In 1815 there were 4 Nonconformist Schools, one of which was a Boarding School; and there were 3 Lacemaking Schools for girls, where a few young boys also were taught to read. There had been as early as 1803 a School of Industry (Workhouse) where 41 children were taught Lacemaking & Sewing. In spite of these numerous small Fee-paying Schools, there was no adequate provision for the Education of Poor children and the Incumbent was pessimistic about his chances of establishing a Church School; the Farmers, who were all Rack-renters, would not pay for one, and the Poor were unwilling to send their children to School and forgo the money earned by them.

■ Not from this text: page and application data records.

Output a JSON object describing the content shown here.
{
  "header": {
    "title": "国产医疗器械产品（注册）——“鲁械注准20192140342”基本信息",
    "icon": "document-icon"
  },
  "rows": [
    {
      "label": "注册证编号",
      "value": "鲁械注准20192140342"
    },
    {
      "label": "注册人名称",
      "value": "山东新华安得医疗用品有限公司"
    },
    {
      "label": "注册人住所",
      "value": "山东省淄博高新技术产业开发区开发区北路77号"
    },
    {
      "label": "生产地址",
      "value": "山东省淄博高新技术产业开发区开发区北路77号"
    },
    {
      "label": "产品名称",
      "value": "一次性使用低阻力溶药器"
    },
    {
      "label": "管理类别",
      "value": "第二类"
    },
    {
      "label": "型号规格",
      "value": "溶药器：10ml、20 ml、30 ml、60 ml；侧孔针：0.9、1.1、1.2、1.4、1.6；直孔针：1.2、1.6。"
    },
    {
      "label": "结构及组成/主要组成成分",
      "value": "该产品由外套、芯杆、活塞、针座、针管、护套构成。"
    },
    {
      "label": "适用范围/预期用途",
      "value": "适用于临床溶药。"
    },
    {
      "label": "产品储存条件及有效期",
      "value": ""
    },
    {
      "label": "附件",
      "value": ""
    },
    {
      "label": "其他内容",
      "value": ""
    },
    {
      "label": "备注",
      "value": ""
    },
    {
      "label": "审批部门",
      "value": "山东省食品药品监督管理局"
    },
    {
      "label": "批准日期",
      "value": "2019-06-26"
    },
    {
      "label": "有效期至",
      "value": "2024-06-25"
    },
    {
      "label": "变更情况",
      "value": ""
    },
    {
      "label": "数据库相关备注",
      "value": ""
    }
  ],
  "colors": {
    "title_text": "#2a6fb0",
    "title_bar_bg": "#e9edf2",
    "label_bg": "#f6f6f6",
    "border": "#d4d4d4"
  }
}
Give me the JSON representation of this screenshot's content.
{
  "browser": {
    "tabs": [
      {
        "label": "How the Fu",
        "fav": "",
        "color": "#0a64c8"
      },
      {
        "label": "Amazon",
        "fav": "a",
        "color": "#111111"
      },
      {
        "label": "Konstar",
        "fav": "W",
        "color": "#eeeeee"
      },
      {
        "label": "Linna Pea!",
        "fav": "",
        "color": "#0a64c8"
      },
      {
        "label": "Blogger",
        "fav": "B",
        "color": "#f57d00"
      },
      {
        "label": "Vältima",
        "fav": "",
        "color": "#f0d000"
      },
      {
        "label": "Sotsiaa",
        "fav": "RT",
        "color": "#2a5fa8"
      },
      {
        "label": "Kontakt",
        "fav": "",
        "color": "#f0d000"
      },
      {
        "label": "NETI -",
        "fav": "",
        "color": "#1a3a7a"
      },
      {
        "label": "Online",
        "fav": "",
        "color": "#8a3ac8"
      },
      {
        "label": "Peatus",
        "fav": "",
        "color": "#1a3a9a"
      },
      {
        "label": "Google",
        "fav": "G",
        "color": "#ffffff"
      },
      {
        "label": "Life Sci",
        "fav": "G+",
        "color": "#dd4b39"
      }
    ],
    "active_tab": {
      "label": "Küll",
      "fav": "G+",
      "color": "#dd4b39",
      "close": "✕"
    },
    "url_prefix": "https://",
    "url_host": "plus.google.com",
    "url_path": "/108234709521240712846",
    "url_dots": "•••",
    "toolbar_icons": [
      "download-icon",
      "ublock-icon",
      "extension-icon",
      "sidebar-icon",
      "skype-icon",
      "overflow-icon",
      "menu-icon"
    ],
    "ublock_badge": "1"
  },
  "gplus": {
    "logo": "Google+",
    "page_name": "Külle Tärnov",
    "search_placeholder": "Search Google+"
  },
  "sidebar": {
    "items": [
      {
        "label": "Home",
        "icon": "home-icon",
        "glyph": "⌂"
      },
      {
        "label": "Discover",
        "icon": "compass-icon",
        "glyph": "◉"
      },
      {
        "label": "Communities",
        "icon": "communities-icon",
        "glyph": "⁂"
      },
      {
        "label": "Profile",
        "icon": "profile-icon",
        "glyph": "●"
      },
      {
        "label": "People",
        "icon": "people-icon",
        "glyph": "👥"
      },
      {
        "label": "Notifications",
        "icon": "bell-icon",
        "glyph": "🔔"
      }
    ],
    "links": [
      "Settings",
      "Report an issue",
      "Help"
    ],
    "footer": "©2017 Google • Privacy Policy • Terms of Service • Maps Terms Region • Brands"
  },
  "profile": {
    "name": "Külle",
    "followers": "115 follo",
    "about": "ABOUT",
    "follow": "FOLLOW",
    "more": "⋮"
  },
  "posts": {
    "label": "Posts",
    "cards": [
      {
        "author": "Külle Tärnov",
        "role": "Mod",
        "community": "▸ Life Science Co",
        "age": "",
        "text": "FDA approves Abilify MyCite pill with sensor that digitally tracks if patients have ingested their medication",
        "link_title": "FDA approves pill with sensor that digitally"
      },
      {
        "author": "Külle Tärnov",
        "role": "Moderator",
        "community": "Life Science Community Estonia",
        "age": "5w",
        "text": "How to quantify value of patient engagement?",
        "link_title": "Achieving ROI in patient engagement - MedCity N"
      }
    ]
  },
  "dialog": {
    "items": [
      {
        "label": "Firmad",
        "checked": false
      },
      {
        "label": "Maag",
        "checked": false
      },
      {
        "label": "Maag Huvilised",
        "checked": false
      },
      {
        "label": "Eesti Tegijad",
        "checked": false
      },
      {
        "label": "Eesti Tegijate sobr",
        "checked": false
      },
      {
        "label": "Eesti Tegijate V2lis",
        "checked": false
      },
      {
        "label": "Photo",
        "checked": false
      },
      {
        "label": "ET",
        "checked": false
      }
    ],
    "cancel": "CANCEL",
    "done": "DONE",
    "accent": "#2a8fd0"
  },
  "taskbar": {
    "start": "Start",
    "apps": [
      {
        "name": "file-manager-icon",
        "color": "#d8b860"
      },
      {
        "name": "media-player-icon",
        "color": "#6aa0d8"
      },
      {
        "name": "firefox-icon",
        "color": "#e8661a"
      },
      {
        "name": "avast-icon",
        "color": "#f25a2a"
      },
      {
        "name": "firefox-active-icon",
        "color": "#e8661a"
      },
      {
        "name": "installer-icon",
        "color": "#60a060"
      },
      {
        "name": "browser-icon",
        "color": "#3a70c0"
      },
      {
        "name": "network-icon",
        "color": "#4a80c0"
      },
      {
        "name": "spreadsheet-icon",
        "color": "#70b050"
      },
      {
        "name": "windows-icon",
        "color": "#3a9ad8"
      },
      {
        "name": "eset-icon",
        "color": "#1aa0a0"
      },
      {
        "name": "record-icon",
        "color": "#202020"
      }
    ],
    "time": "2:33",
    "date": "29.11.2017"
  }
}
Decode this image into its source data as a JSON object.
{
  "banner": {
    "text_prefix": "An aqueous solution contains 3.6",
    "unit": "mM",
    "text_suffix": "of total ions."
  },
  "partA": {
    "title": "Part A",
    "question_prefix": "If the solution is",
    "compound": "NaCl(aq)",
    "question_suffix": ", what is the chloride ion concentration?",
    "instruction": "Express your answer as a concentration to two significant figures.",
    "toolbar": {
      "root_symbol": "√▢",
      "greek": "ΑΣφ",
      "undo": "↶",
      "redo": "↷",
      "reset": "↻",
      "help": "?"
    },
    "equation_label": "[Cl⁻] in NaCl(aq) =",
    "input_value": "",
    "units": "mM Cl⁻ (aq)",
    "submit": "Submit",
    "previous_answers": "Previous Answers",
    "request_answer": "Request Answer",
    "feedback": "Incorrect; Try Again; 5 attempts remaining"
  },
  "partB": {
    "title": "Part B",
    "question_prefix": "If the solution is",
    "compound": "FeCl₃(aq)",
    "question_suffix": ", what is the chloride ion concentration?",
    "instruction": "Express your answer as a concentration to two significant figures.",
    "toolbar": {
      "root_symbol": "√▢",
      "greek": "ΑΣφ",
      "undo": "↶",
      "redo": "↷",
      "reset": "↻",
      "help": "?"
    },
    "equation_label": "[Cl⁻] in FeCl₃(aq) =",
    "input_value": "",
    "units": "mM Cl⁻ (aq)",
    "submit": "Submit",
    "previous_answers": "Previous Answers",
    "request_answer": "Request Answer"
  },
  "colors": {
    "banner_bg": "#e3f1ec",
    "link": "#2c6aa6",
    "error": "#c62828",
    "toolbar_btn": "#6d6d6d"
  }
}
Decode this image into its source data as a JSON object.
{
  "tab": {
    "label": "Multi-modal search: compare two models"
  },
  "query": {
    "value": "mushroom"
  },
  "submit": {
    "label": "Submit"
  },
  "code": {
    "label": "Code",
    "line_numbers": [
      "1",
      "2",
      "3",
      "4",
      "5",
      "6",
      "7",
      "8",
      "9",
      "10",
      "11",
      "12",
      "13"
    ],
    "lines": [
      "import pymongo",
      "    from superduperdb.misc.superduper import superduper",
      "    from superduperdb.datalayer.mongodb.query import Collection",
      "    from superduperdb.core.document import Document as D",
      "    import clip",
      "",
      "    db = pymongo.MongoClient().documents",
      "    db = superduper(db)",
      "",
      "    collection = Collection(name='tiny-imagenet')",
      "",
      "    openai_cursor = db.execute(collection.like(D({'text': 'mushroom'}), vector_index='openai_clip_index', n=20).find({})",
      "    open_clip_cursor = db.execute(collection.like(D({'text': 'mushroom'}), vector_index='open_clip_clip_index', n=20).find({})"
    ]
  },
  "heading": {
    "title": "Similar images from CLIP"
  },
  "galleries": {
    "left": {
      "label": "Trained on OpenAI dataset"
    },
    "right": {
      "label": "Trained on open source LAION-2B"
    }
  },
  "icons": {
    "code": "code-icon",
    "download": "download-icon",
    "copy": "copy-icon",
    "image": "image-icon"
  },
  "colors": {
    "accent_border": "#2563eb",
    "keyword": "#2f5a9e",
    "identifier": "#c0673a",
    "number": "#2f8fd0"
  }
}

In 1818 2 Boys’ Schools were officially recorded and a 3rd was opened in 1830. By 1833 there were 50 Pupils in this last School, and there were 2 other Schools for 56 girls. All the children were paid for by their Parents. Mrs Rebecca Mason is known to have had a ‘Ladies Seminary‘ in 1854, but no record has been found of any other Private School.
By 1841 a British School had been opened by James Rutherford, the Congregational Minister (1841–4). In 1885 a new building was erected next to the Chapel and 115 children were attending this School in 1890. In 1893 £62 was raised for adding Classrooms for Infants, but the School was closed at the end of the year.
Work on a Church of England School was eventually begun in 1857. Magdalen College had voted £100 for a Building in 1848 and it voted another £115 in 1859. The New School was built at a cost of £800 from designs by G E Street; Funds were also provided by John Fletcher, Landlord of the Crown Inn. The School was opened in 1860, it had 115 Pupils in 1887, and was enlarged to hold 260 in 1892, Magdalen College contributing £100 towards the cost. The School became Controlled in 1948 & in 1954 it had 264 Pupils, many children coming by Bus from other Villages. It was attended by children of all ages until the new Secondary Modern School should be completed at Thame.
In 1665 Bishop Paul, Rector of Chinnor, left £10 for Land to benefit 8 Poor persons chosen by the Rector at the Feast of the Conversion of St Paul (25th January). By Will proved in 1672 Mary Swaine of Chinnor left £5, the income from which was to be distributed every year in sixpences to 12 of the Poorest people at the Font of Chinnor Church; she also left £5 towards the upkeep of the Church. Several years later the £10 was spent on Church Plate, but the Churchwardens promised to continue to distribute the Charity on Lady Day (25th March). A 3rd Charity was founded by Richard Munday the elder, a Yeoman of Henton, who in his Will made in 1683 left £100 to the Parish Officers, especially for use in binding Poor Children out as Apprentices.
No later Record has been found of the 1st Charity, but the other 2 were distributed during the 18thC until at least 1771. No later mention has been found of them, and in 1811 it was stated that some Benefactions, presumably the above, had been expended many years ago on Cottages for the Poor.
By an Award of 1850 of the Inclosure Commissioners, 9 acres were assigned to the Churchwardens as Allotments for the Poor. A Rent-charge of £13-10s issuing out of this was Purchased in 1927 by the War Memorial Committee.
Reproduced from VCH Oxfordshire XVIII (2016), available online at www.british-history.ac.uk/vch/oxon/vol18